The Shakespeare Conference: SHK 12.0787 Thursday, 5 April 2001
From: Stephanie Hughes <
Date: Wednesday, 4 Apr 2001 22:49:31 -0700
Subject: 12.0764 Re: Bard Bade Goodbye
Comment: Re: SHK 12.0764 Re: Bard Bade Goodbye
Dear Terence Hawkes,
What a delightful post, or I should say, riposte.
>The head of Keats, for example, wildly festooned
>with metal locks which it had proved impossible to file smooth, had
>flown very erratically indeed, killing only a fat money-lender and a
>camel standing at some distance from the field of action.'
I do not for a minute deny that Shakespeare can and has been used as you
describe. Certainly his use (or misuse) by high school teachers who
don't know what they're doing has threatened legions of teenagers in the
US with slow death by boredom, though not quite as dramatic as your
examples of kultur kill.
>Given all this, your own assessment that 'Shakespeare is the magnificent
>doorway to the modern English speaking culture, and through it, to the
>rest of the great cultures of the world, past and present' struck me as
>a touch unfocused.
No doubt. But "unfocused" is not that bad.
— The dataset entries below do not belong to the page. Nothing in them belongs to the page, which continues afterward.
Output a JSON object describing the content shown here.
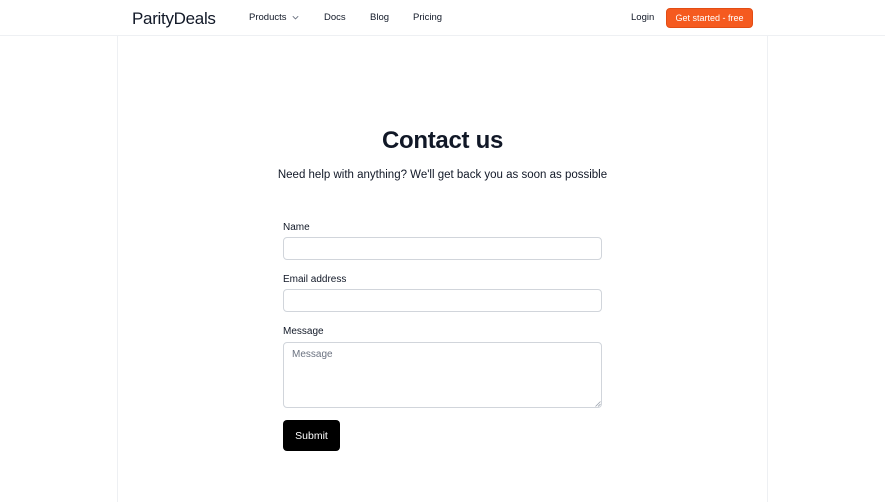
{
  "header": {
    "logo": "ParityDeals",
    "nav": {
      "products": "Products",
      "docs": "Docs",
      "blog": "Blog",
      "pricing": "Pricing"
    },
    "login": "Login",
    "cta": "Get started - free"
  },
  "main": {
    "title": "Contact us",
    "subtitle": "Need help with anything? We'll get back you as soon as possible",
    "form": {
      "name_label": "Name",
      "name_value": "",
      "email_label": "Email address",
      "email_value": "",
      "message_label": "Message",
      "message_placeholder": "Message",
      "submit_label": "Submit"
    }
  },
  "colors": {
    "accent": "#f55a1f",
    "text": "#111827",
    "submit_bg": "#000000"
  }
}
I can live with "unfocused."
>You can't separate 'Shakespeare' from the uses to
>which the plays are put.
Sure I can.
> To attempt to do so is only to use them in a
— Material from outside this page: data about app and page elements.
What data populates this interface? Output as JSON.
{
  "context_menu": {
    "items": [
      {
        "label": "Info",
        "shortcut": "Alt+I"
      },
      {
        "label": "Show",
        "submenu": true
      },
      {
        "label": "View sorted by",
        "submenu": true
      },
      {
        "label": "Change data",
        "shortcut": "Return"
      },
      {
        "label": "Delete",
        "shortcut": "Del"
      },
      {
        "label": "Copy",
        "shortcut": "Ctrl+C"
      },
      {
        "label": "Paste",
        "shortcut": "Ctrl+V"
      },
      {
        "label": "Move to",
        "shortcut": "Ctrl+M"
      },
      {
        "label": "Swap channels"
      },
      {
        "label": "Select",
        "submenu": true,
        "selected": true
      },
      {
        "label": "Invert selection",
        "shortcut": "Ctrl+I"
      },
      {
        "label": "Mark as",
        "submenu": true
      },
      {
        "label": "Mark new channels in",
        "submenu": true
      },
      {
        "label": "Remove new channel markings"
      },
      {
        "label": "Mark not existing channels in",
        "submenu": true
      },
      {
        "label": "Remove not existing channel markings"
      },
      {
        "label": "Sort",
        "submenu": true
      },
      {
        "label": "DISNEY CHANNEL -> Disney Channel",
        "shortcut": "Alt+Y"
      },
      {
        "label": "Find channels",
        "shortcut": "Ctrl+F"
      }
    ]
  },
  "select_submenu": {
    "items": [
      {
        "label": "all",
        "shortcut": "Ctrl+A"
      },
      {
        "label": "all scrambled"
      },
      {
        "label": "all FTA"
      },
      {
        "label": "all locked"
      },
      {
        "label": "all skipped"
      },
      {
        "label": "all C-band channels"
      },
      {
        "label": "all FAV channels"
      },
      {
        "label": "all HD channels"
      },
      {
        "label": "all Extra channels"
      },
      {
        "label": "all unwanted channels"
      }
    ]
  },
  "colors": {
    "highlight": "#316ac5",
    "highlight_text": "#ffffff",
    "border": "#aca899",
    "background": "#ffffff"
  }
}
And where's the harm in that?
> Of course, cultures survive and flourish, even under
>the colonial knout. But I'd be more inclined to say that, in certain
>crucial cases, the transmission of some of 'the great cultures of the
>world' has been in spite of, rather than because of the Bard.
I never claimed that Shakespeare "transmitted" cultures, only that he
presents a gateway through which one may approach the heart of all great
cultures. His is a magical gateway that appears magnificent only if one
finds it for oneself or is shown by a trusted guide. That is, if one
passes through it willingly; if driven, it could well appear to be the
entrance to a prison yard.
All things of power can be used for evil as well as good, but that's no
reason not to make them, or to ignore, deny or minimize the good they
S H A K S P E R: The Global Shakespeare Discussion List
Hardy M. Cook,
The S H A K S P E R Webpage <http://ws.bowiestate.edu>